> _What to do_
Tell how many lines in the data below hold the string "EXCLUSIONES"; give nothing but the number.
------ Records for processing ------
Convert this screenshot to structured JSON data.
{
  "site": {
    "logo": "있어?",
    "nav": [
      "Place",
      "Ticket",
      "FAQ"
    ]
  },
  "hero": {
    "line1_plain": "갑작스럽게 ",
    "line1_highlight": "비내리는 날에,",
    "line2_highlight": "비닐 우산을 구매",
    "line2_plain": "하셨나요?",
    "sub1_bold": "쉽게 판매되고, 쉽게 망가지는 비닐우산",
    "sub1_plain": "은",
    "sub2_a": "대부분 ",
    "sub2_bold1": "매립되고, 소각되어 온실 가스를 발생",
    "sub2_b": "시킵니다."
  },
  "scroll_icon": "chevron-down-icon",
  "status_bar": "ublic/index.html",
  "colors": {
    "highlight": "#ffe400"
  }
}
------
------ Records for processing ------
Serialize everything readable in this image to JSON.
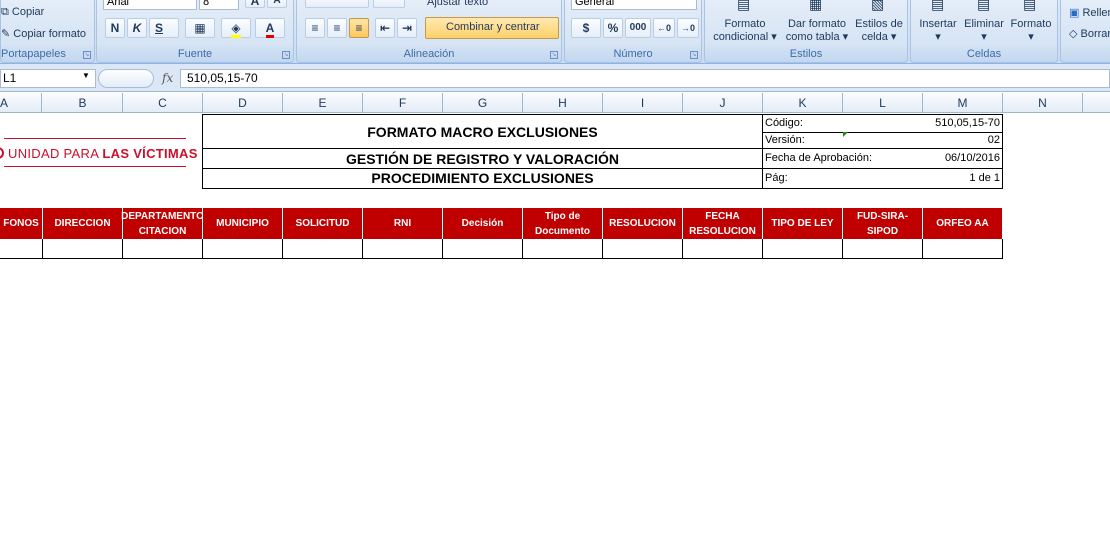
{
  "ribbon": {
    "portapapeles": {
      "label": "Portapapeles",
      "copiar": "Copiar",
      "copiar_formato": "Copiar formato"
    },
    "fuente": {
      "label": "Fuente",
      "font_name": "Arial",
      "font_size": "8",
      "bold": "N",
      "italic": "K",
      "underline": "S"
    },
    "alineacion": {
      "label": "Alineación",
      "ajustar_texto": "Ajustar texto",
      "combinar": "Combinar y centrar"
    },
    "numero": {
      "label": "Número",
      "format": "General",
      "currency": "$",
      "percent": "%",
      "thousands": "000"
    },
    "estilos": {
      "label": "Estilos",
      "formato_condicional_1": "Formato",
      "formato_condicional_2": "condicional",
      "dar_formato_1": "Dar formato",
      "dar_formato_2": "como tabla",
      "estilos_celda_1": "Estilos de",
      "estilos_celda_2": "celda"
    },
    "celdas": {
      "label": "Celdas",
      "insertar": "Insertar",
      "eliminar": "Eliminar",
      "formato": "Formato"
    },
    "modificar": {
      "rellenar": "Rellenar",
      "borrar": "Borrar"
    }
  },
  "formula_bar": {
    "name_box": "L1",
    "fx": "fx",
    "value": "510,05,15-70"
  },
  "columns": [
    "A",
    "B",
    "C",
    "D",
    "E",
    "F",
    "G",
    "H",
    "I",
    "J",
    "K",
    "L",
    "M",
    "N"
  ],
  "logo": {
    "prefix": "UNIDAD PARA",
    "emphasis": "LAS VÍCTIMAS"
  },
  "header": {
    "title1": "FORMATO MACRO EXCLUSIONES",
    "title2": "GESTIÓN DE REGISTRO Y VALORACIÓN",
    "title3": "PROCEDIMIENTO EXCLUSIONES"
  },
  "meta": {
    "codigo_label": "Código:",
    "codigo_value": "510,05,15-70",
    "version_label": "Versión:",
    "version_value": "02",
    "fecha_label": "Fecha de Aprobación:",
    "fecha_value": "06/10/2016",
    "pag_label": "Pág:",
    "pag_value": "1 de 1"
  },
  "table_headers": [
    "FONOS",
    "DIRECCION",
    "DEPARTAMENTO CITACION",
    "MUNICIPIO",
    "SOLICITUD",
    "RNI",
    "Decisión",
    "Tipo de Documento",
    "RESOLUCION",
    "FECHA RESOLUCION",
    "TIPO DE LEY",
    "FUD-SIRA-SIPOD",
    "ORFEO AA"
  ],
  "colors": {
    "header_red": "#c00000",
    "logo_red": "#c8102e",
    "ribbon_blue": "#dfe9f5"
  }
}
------
> _Output_
2